[RECORD SET]
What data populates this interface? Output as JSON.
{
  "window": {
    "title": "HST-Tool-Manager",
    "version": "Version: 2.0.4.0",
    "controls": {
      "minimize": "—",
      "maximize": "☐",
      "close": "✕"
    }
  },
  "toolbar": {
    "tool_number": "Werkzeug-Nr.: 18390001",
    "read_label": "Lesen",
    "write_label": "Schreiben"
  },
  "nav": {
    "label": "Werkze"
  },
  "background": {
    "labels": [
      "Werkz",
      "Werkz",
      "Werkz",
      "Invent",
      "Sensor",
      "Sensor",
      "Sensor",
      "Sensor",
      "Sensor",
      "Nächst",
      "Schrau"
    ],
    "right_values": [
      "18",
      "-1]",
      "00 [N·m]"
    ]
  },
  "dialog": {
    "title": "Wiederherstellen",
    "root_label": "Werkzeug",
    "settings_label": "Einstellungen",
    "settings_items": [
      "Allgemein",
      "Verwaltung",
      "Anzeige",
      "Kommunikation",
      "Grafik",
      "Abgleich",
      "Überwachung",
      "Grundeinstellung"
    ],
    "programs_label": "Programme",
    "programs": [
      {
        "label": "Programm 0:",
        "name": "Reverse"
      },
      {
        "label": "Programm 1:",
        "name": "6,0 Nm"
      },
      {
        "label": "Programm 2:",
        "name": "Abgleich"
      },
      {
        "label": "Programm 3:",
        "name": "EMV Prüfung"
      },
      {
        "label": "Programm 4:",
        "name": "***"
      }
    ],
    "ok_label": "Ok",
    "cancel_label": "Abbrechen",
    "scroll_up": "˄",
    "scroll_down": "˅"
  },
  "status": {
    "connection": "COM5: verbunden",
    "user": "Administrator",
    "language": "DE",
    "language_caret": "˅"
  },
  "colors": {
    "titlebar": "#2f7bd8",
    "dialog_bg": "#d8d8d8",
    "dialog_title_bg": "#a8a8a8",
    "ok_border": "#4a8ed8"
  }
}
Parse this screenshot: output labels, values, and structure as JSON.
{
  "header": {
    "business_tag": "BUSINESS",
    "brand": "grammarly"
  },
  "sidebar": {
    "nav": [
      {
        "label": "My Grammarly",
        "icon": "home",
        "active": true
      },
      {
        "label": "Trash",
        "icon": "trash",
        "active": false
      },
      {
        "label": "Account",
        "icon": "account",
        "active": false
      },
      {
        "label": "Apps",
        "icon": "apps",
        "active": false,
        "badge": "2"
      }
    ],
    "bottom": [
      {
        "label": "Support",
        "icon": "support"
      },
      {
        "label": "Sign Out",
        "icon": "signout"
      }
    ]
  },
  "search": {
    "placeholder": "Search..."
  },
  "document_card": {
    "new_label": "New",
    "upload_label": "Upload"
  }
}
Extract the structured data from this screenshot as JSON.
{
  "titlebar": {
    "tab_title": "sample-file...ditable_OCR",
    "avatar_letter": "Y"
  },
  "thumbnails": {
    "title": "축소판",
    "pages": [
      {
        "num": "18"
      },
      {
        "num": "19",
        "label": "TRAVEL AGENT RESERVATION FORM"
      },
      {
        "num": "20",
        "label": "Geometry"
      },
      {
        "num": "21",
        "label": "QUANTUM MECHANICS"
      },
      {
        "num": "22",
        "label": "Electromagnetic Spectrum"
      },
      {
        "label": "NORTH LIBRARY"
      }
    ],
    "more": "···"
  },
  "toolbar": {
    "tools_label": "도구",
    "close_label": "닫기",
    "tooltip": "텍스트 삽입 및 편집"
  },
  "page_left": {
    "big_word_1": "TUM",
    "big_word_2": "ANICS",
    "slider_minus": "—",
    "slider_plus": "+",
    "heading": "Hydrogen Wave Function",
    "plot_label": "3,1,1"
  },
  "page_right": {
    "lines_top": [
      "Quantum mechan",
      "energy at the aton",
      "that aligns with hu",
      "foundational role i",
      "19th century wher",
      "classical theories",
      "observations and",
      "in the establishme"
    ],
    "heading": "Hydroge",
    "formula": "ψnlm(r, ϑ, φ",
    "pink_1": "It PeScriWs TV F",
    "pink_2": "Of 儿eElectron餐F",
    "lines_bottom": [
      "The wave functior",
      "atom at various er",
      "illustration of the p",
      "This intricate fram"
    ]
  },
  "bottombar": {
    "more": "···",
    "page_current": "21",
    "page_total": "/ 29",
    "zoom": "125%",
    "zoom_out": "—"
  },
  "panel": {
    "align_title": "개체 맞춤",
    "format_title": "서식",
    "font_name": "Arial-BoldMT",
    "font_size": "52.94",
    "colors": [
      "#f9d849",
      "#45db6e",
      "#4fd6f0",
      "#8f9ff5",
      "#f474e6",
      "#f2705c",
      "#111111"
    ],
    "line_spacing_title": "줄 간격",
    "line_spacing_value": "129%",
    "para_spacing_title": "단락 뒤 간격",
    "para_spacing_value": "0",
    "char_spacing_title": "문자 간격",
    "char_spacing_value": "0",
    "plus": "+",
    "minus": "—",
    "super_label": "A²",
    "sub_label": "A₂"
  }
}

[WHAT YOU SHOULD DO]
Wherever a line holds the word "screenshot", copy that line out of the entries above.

[RESPONSE]
Parse this screenshot: output labels, values, and structure as JSON.
Extract the structured data from this screenshot as JSON.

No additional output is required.